━━━ DATA SHOWN

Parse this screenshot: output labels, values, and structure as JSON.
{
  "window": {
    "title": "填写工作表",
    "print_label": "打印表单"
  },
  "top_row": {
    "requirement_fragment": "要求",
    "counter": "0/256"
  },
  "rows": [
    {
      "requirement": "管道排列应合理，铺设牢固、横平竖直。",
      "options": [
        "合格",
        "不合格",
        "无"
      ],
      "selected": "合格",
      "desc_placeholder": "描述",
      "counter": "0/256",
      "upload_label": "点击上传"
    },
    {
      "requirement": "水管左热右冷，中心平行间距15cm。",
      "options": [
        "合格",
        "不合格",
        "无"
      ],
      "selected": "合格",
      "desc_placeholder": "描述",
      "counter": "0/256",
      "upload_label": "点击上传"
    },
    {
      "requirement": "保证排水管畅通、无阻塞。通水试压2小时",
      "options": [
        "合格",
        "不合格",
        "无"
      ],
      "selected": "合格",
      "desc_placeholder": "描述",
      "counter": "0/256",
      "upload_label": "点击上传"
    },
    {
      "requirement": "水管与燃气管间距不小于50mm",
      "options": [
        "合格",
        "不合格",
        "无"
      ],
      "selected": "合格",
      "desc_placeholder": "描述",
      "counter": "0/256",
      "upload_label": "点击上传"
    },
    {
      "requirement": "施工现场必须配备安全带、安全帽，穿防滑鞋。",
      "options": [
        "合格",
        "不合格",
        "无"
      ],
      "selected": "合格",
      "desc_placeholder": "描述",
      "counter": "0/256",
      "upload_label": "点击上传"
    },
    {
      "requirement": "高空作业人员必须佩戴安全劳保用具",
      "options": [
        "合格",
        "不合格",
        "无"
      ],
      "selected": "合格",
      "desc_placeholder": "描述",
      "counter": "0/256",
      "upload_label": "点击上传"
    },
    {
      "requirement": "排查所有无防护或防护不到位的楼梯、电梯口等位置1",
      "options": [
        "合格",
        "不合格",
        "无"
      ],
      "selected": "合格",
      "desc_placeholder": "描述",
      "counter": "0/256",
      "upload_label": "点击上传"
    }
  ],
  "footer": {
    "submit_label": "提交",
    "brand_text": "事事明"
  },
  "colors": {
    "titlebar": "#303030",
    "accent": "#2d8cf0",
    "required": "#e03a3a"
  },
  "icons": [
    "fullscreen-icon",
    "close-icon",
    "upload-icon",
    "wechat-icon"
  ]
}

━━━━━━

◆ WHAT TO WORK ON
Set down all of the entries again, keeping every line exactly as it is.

◆ ANSWER SPACE
Parse this screenshot: output labels, values, and structure as JSON.
{
  "window": {
    "title": "填写工作表",
    "print_label": "打印表单"
  },
  "top_row": {
    "requirement_fragment": "要求",
    "counter": "0/256"
  },
  "rows": [
    {
      "requirement": "管道排列应合理，铺设牢固、横平竖直。",
      "options": [
        "合格",
        "不合格",
        "无"
      ],
      "selected": "合格",
      "desc_placeholder": "描述",
      "counter": "0/256",
      "upload_label": "点击上传"
    },
    {
      "requirement": "水管左热右冷，中心平行间距15cm。",
      "options": [
        "合格",
        "不合格",
        "无"
      ],
      "selected": "合格",
      "desc_placeholder": "描述",
      "counter": "0/256",
      "upload_label": "点击上传"
    },
    {
      "requirement": "保证排水管畅通、无阻塞。通水试压2小时",
      "options": [
        "合格",
        "不合格",
        "无"
      ],
      "selected": "合格",
      "desc_placeholder": "描述",
      "counter": "0/256",
      "upload_label": "点击上传"
    },
    {
      "requirement": "水管与燃气管间距不小于50mm",
      "options": [
        "合格",
        "不合格",
        "无"
      ],
      "selected": "合格",
      "desc_placeholder": "描述",
      "counter": "0/256",
      "upload_label": "点击上传"
    },
    {
      "requirement": "施工现场必须配备安全带、安全帽，穿防滑鞋。",
      "options": [
        "合格",
        "不合格",
        "无"
      ],
      "selected": "合格",
      "desc_placeholder": "描述",
      "counter": "0/256",
      "upload_label": "点击上传"
    },
    {
      "requirement": "高空作业人员必须佩戴安全劳保用具",
      "options": [
        "合格",
        "不合格",
        "无"
      ],
      "selected": "合格",
      "desc_placeholder": "描述",
      "counter": "0/256",
      "upload_label": "点击上传"
    },
    {
      "requirement": "排查所有无防护或防护不到位的楼梯、电梯口等位置1",
      "options": [
        "合格",
        "不合格",
        "无"
      ],
      "selected": "合格",
      "desc_placeholder": "描述",
      "counter": "0/256",
      "upload_label": "点击上传"
    }
  ],
  "footer": {
    "submit_label": "提交",
    "brand_text": "事事明"
  },
  "colors": {
    "titlebar": "#303030",
    "accent": "#2d8cf0",
    "required": "#e03a3a"
  },
  "icons": [
    "fullscreen-icon",
    "close-icon",
    "upload-icon",
    "wechat-icon"
  ]
}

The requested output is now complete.